PROBLEM TO WORK ON: Nothing in the copy should be a picture; everything else in the listing is to be restated exactly.

DATA SECTION:
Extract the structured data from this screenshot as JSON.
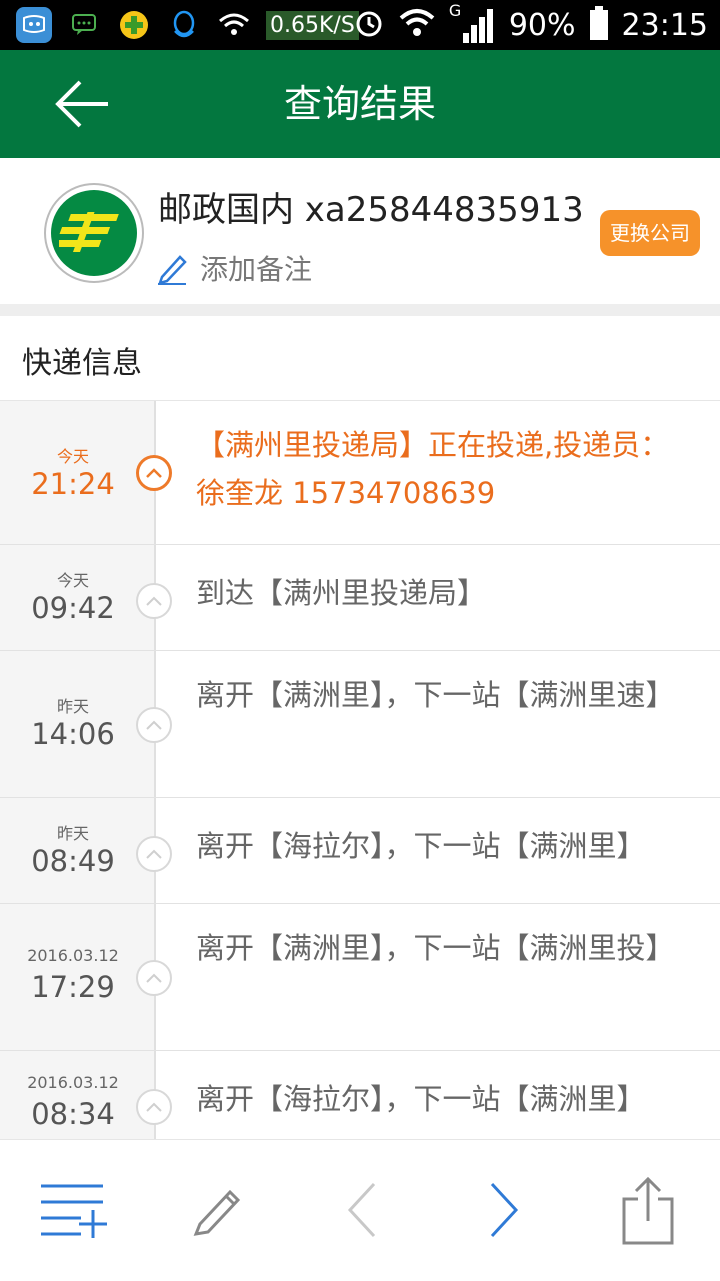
{
  "status_bar": {
    "net_speed": "0.65K/S",
    "signal_type": "G",
    "battery": "90%",
    "time": "23:15"
  },
  "app_bar": {
    "title": "查询结果"
  },
  "company": {
    "name": "邮政国内 xa25844835913",
    "note_label": "添加备注",
    "change_button": "更换公司"
  },
  "section": {
    "title": "快递信息"
  },
  "timeline": [
    {
      "date": "今天",
      "time": "21:24",
      "text": "【满州里投递局】正在投递,投递员：徐奎龙 15734708639",
      "active": true
    },
    {
      "date": "今天",
      "time": "09:42",
      "text": "到达【满州里投递局】",
      "active": false
    },
    {
      "date": "昨天",
      "time": "14:06",
      "text": "离开【满洲里】，下一站【满洲里速】",
      "active": false
    },
    {
      "date": "昨天",
      "time": "08:49",
      "text": "离开【海拉尔】，下一站【满洲里】",
      "active": false
    },
    {
      "date": "2016.03.12",
      "time": "17:29",
      "text": "离开【满洲里】，下一站【满洲里投】",
      "active": false
    },
    {
      "date": "2016.03.12",
      "time": "08:34",
      "text": "离开【海拉尔】，下一站【满洲里】",
      "active": false
    }
  ],
  "colors": {
    "app_bar": "#03773f",
    "accent_orange": "#ea6d1d",
    "change_button": "#f6922a",
    "nav_blue": "#2f7ad6"
  },
  "icons": {
    "back": "arrow-left-icon",
    "note": "pencil-icon",
    "toolbar": [
      "list-add-icon",
      "pencil-icon",
      "chevron-left-icon",
      "chevron-right-icon",
      "share-icon"
    ]
  }
}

ANSWER TO THE PROBLEM:
Extract the structured data from this screenshot as JSON.
{
  "status_bar": {
    "net_speed": "0.65K/S",
    "signal_type": "G",
    "battery": "90%",
    "time": "23:15"
  },
  "app_bar": {
    "title": "查询结果"
  },
  "company": {
    "name": "邮政国内 xa25844835913",
    "note_label": "添加备注",
    "change_button": "更换公司"
  },
  "section": {
    "title": "快递信息"
  },
  "timeline": [
    {
      "date": "今天",
      "time": "21:24",
      "text": "【满州里投递局】正在投递,投递员：徐奎龙 15734708639",
      "active": true
    },
    {
      "date": "今天",
      "time": "09:42",
      "text": "到达【满州里投递局】",
      "active": false
    },
    {
      "date": "昨天",
      "time": "14:06",
      "text": "离开【满洲里】，下一站【满洲里速】",
      "active": false
    },
    {
      "date": "昨天",
      "time": "08:49",
      "text": "离开【海拉尔】，下一站【满洲里】",
      "active": false
    },
    {
      "date": "2016.03.12",
      "time": "17:29",
      "text": "离开【满洲里】，下一站【满洲里投】",
      "active": false
    },
    {
      "date": "2016.03.12",
      "time": "08:34",
      "text": "离开【海拉尔】，下一站【满洲里】",
      "active": false
    }
  ],
  "colors": {
    "app_bar": "#03773f",
    "accent_orange": "#ea6d1d",
    "change_button": "#f6922a",
    "nav_blue": "#2f7ad6"
  },
  "icons": {
    "back": "arrow-left-icon",
    "note": "pencil-icon",
    "toolbar": [
      "list-add-icon",
      "pencil-icon",
      "chevron-left-icon",
      "chevron-right-icon",
      "share-icon"
    ]
  }
}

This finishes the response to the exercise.